(Page and application data records)

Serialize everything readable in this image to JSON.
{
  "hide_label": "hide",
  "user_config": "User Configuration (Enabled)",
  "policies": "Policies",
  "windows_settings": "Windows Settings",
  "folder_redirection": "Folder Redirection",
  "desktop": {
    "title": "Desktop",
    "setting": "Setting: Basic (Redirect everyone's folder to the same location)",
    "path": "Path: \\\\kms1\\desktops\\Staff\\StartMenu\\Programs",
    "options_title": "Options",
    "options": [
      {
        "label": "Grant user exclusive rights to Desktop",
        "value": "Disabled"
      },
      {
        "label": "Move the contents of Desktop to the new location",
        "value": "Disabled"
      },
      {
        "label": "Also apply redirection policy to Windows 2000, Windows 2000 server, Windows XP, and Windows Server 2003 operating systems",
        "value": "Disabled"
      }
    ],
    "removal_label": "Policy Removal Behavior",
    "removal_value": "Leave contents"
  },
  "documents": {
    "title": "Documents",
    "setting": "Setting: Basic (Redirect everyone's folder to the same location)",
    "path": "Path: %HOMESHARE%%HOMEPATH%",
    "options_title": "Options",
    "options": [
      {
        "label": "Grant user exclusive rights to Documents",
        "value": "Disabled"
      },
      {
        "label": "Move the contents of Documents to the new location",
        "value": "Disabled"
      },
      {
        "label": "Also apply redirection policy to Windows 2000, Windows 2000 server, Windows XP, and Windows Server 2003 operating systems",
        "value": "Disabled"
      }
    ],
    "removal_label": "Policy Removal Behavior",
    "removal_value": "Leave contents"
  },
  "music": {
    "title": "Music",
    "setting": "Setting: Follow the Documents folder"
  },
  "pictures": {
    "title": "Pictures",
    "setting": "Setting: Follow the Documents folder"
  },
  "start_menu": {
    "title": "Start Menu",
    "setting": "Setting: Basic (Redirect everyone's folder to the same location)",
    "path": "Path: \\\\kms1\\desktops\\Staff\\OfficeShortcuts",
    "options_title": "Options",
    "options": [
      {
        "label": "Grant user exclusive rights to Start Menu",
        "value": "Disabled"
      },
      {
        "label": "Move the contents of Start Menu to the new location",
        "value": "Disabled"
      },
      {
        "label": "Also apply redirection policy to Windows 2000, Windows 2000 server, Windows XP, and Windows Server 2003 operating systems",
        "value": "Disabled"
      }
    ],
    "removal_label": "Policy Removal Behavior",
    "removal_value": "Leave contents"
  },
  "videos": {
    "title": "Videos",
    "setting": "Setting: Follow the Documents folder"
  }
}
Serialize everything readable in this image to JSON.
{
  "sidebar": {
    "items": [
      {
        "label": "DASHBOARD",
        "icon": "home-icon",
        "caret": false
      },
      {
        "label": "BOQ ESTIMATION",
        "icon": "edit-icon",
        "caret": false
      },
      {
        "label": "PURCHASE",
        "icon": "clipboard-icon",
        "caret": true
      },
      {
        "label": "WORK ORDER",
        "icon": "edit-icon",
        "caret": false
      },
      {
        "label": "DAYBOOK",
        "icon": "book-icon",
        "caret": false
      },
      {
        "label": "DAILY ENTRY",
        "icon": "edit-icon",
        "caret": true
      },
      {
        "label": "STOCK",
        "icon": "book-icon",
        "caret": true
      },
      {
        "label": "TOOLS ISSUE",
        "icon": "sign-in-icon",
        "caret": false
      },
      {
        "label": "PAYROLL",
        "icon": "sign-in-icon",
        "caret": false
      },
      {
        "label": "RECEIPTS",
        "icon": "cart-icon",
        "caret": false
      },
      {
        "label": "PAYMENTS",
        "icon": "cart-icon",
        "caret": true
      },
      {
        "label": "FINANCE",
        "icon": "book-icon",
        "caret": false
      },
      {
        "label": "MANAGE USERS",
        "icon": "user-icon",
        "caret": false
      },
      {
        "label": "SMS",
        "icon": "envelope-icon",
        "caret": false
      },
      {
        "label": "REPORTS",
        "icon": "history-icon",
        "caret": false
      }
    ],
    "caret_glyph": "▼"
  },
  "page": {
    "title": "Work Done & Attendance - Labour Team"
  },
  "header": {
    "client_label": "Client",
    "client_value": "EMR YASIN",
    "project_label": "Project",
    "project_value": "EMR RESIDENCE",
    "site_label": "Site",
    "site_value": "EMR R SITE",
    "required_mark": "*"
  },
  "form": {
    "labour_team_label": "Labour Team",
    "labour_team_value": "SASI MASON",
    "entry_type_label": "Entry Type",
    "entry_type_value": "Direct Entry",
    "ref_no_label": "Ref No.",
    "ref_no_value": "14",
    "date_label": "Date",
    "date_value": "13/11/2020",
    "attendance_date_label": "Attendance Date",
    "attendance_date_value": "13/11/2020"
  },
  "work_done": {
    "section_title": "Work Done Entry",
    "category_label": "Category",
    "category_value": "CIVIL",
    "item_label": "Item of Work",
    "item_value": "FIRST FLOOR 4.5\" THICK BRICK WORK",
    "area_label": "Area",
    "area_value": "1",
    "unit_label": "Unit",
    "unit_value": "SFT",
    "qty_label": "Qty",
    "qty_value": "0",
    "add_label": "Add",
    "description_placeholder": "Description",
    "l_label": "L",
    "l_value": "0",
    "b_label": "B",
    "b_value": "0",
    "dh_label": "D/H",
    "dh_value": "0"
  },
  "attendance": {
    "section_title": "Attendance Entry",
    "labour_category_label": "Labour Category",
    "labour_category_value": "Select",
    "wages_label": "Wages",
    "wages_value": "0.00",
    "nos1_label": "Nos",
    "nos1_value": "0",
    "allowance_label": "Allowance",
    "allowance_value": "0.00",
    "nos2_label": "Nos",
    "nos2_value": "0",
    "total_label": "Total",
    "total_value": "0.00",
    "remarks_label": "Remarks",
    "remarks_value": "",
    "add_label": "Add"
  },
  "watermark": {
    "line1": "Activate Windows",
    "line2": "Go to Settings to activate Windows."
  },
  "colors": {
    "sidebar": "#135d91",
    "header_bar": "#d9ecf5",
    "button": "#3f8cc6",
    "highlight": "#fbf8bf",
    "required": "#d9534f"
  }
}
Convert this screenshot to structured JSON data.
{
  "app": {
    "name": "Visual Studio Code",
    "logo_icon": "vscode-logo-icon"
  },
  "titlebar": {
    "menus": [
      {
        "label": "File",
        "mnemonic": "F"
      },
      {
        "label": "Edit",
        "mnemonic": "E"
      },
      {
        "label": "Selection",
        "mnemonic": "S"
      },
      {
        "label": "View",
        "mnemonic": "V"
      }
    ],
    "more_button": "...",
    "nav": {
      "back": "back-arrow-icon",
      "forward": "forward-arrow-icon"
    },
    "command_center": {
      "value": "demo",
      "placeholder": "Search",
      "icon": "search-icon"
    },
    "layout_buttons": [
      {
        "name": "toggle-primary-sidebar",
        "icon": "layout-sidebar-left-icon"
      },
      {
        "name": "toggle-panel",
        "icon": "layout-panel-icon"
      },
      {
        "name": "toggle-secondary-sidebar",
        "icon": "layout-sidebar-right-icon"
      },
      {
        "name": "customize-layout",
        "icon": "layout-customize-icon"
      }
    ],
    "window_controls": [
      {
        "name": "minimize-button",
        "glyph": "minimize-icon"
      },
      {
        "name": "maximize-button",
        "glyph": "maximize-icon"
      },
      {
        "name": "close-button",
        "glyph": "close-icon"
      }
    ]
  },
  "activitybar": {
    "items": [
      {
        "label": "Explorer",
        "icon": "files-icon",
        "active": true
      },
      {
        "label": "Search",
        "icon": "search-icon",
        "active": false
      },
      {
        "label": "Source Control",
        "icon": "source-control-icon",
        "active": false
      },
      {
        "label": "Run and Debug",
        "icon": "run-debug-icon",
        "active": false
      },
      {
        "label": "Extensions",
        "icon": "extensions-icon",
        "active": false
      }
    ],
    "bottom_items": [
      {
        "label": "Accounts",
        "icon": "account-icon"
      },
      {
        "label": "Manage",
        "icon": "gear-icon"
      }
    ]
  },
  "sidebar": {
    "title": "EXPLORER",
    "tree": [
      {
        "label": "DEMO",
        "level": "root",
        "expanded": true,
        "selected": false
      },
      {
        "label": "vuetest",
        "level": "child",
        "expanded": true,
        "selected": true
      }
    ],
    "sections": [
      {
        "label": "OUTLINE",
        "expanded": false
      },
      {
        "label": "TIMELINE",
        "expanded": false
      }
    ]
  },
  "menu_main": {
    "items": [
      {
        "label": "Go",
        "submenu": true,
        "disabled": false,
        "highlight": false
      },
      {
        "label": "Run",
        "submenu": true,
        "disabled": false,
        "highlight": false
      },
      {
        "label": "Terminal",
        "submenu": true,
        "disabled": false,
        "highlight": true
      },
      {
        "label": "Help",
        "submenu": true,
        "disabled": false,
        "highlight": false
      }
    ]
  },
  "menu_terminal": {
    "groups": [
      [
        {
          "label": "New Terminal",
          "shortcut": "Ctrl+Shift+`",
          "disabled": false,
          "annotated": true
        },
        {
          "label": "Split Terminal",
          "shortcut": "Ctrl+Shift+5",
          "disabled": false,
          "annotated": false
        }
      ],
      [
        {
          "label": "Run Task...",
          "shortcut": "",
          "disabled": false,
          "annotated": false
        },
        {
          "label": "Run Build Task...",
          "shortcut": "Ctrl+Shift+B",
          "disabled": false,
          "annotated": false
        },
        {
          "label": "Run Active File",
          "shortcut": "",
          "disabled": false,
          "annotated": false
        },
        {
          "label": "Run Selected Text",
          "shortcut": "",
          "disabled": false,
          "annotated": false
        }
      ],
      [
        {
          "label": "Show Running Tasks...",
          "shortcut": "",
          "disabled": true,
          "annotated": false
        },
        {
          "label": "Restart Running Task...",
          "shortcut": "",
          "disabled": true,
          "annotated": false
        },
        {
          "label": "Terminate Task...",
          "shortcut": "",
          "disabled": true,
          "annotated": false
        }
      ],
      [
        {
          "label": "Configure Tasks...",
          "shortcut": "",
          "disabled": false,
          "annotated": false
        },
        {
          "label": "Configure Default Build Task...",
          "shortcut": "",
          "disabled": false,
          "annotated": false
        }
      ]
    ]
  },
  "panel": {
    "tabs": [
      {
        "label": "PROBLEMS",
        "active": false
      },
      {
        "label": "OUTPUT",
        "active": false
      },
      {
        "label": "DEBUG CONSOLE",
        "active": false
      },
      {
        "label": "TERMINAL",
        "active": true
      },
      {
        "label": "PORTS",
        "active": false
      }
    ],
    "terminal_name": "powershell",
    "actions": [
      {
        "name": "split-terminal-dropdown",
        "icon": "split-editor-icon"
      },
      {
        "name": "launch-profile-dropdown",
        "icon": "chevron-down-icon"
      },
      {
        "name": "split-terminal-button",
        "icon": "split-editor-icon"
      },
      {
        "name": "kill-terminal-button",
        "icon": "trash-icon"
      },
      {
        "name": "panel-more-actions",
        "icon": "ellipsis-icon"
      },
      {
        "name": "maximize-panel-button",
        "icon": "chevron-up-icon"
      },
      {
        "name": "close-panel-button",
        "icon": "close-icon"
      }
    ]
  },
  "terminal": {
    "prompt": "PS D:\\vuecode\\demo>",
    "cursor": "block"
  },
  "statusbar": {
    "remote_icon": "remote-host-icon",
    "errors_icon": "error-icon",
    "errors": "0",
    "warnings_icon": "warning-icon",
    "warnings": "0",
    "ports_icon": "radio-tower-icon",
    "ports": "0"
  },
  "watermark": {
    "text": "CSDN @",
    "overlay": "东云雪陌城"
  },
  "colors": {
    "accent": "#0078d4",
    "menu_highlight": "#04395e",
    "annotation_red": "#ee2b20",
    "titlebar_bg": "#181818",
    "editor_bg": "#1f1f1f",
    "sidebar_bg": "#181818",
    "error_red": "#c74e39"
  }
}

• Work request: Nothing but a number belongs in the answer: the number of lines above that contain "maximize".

• Task answer: 3